Riker-Lent-Smith Homestead in Queens, New York

House as seen from the street in spring.

While the Riker name has negative connotations in New York thanks to the jail complex located on the eponymous island north of Queens, the Rikers were a real family that settled in Queens in the 17th-century, and their house still stands in East Elmhurst. 

The Dutch Colonial house was built as a one-room residence in 1656, with expansions in 1729 and 1800. For most of its history, the house has been occupied by the same family, all descended from Abraham Rycken Van Lent, commonly known as Abraham Riker. The house remained in the family until the 20th-century when it was passed on to family secretary William Gooth. Gooth’s estate would later try to move the house after his death, but after finding out they couldn’t, they sold it to the tenant at the time, Michael Smith. Smith died in 2010 but his widow still occupies the property, making it the oldest private residence in New York City.

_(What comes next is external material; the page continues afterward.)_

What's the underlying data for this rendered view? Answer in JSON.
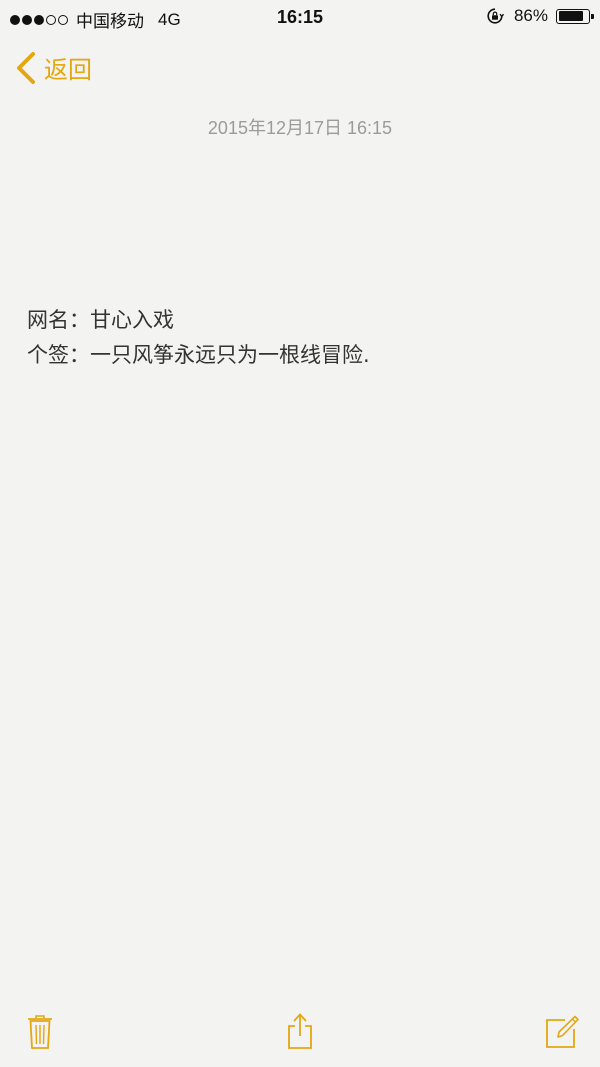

In addition to the house, the plot also contains a small family cemetery of 132 headstones marking the remains of various Rikers, Rykers, and Lents. Marion Smith occasionally gives tours of the property, allowing guests to walk the garden and cemetery, as well as guided tours of the downstairs living quarters and various exhibits inside that Marion maintains herself. 

Posted by Contributor